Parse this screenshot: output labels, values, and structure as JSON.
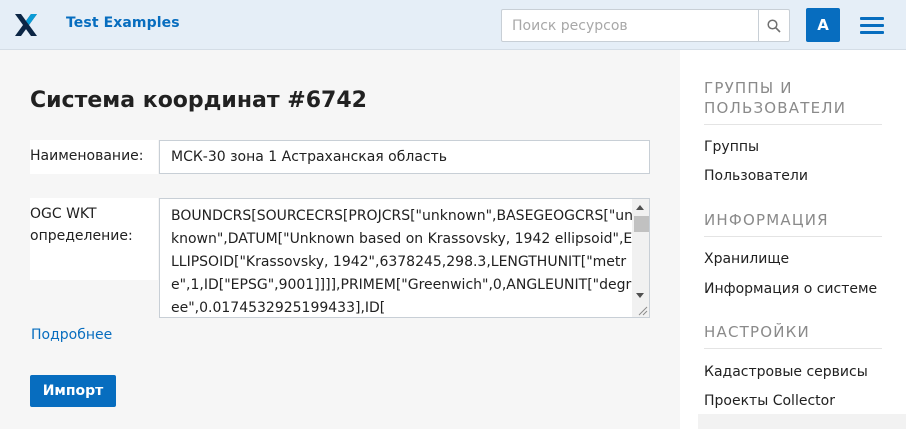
{
  "header": {
    "app_title": "Test Examples",
    "search": {
      "placeholder": "Поиск ресурсов",
      "value": ""
    },
    "avatar_letter": "A",
    "accent_color": "#076dbf"
  },
  "main": {
    "page_title": "Система координат #6742",
    "fields": {
      "name_label": "Наименование:",
      "name_value": "МСК-30 зона 1 Астраханская область",
      "wkt_label_line1": "OGC WKT",
      "wkt_label_line2": "определение:",
      "wkt_value": "BOUNDCRS[SOURCECRS[PROJCRS[\"unknown\",BASEGEOGCRS[\"unknown\",DATUM[\"Unknown based on Krassovsky, 1942 ellipsoid\",ELLIPSOID[\"Krassovsky, 1942\",6378245,298.3,LENGTHUNIT[\"metre\",1,ID[\"EPSG\",9001]]]],PRIMEM[\"Greenwich\",0,ANGLEUNIT[\"degree\",0.0174532925199433],ID["
    },
    "more_link": "Подробнее",
    "import_button": "Импорт"
  },
  "sidebar": {
    "sections": [
      {
        "heading_line1": "ГРУППЫ И",
        "heading_line2": "ПОЛЬЗОВАТЕЛИ",
        "items": [
          "Группы",
          "Пользователи"
        ]
      },
      {
        "heading_line1": "ИНФОРМАЦИЯ",
        "items": [
          "Хранилище",
          "Информация о системе"
        ]
      },
      {
        "heading_line1": "НАСТРОЙКИ",
        "items": [
          "Кадастровые сервисы",
          "Проекты Collector"
        ]
      }
    ]
  }
}
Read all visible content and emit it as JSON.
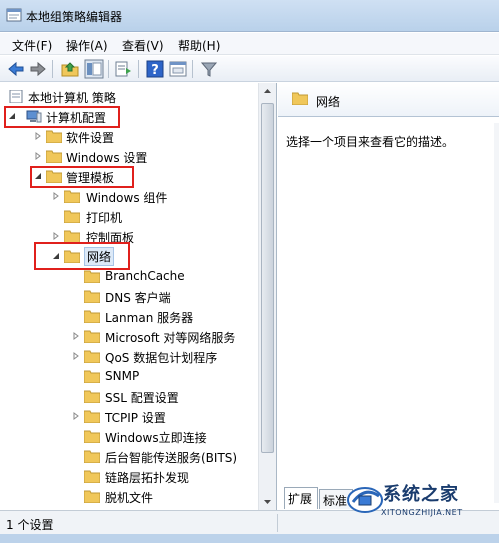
{
  "window": {
    "title": "本地组策略编辑器"
  },
  "menu": {
    "items": [
      "文件(F)",
      "操作(A)",
      "查看(V)",
      "帮助(H)"
    ]
  },
  "toolbar": {
    "icons": [
      "back-arrow-icon",
      "forward-arrow-icon",
      "up-folder-icon",
      "show-hide-tree-icon",
      "export-list-icon",
      "help-icon",
      "properties-icon",
      "filter-icon"
    ]
  },
  "tree": {
    "root": "本地计算机 策略",
    "computer_config": "计算机配置",
    "software_settings": "软件设置",
    "windows_settings": "Windows 设置",
    "admin_templates": "管理模板",
    "windows_components": "Windows 组件",
    "printers": "打印机",
    "control_panel": "控制面板",
    "network": "网络",
    "network_children": [
      "BranchCache",
      "DNS 客户端",
      "Lanman 服务器",
      "Microsoft 对等网络服务",
      "QoS 数据包计划程序",
      "SNMP",
      "SSL 配置设置",
      "TCPIP 设置",
      "Windows立即连接",
      "后台智能传送服务(BITS)",
      "链路层拓扑发现",
      "脱机文件"
    ]
  },
  "right": {
    "title": "网络",
    "description": "选择一个项目来查看它的描述。",
    "tabs": [
      "扩展",
      "标准"
    ]
  },
  "status": {
    "text": "1 个设置"
  },
  "watermark": {
    "brand": "系统之家",
    "url": "XITONGZHIJIA.NET"
  },
  "colors": {
    "highlight": "#e0201c",
    "folder": "#f0c75a",
    "titlebar": "#c4d8ef"
  }
}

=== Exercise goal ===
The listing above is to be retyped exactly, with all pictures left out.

=== Answer to this exercise ===
Parse this screenshot: output labels, values, and structure as JSON.
{
  "header": {
    "app_title": "Test Examples",
    "search": {
      "placeholder": "Поиск ресурсов",
      "value": ""
    },
    "avatar_letter": "A",
    "accent_color": "#076dbf"
  },
  "main": {
    "page_title": "Система координат #6742",
    "fields": {
      "name_label": "Наименование:",
      "name_value": "МСК-30 зона 1 Астраханская область",
      "wkt_label_line1": "OGC WKT",
      "wkt_label_line2": "определение:",
      "wkt_value": "BOUNDCRS[SOURCECRS[PROJCRS[\"unknown\",BASEGEOGCRS[\"unknown\",DATUM[\"Unknown based on Krassovsky, 1942 ellipsoid\",ELLIPSOID[\"Krassovsky, 1942\",6378245,298.3,LENGTHUNIT[\"metre\",1,ID[\"EPSG\",9001]]]],PRIMEM[\"Greenwich\",0,ANGLEUNIT[\"degree\",0.0174532925199433],ID["
    },
    "more_link": "Подробнее",
    "import_button": "Импорт"
  },
  "sidebar": {
    "sections": [
      {
        "heading_line1": "ГРУППЫ И",
        "heading_line2": "ПОЛЬЗОВАТЕЛИ",
        "items": [
          "Группы",
          "Пользователи"
        ]
      },
      {
        "heading_line1": "ИНФОРМАЦИЯ",
        "items": [
          "Хранилище",
          "Информация о системе"
        ]
      },
      {
        "heading_line1": "НАСТРОЙКИ",
        "items": [
          "Кадастровые сервисы",
          "Проекты Collector"
        ]
      }
    ]
  }
}
Read all visible content and emit it as JSON.
{
  "window": {
    "title": "本地组策略编辑器"
  },
  "menu": {
    "items": [
      "文件(F)",
      "操作(A)",
      "查看(V)",
      "帮助(H)"
    ]
  },
  "toolbar": {
    "icons": [
      "back-arrow-icon",
      "forward-arrow-icon",
      "up-folder-icon",
      "show-hide-tree-icon",
      "export-list-icon",
      "help-icon",
      "properties-icon",
      "filter-icon"
    ]
  },
  "tree": {
    "root": "本地计算机 策略",
    "computer_config": "计算机配置",
    "software_settings": "软件设置",
    "windows_settings": "Windows 设置",
    "admin_templates": "管理模板",
    "windows_components": "Windows 组件",
    "printers": "打印机",
    "control_panel": "控制面板",
    "network": "网络",
    "network_children": [
      "BranchCache",
      "DNS 客户端",
      "Lanman 服务器",
      "Microsoft 对等网络服务",
      "QoS 数据包计划程序",
      "SNMP",
      "SSL 配置设置",
      "TCPIP 设置",
      "Windows立即连接",
      "后台智能传送服务(BITS)",
      "链路层拓扑发现",
      "脱机文件"
    ]
  },
  "right": {
    "title": "网络",
    "description": "选择一个项目来查看它的描述。",
    "tabs": [
      "扩展",
      "标准"
    ]
  },
  "status": {
    "text": "1 个设置"
  },
  "watermark": {
    "brand": "系统之家",
    "url": "XITONGZHIJIA.NET"
  },
  "colors": {
    "highlight": "#e0201c",
    "folder": "#f0c75a",
    "titlebar": "#c4d8ef"
  }
}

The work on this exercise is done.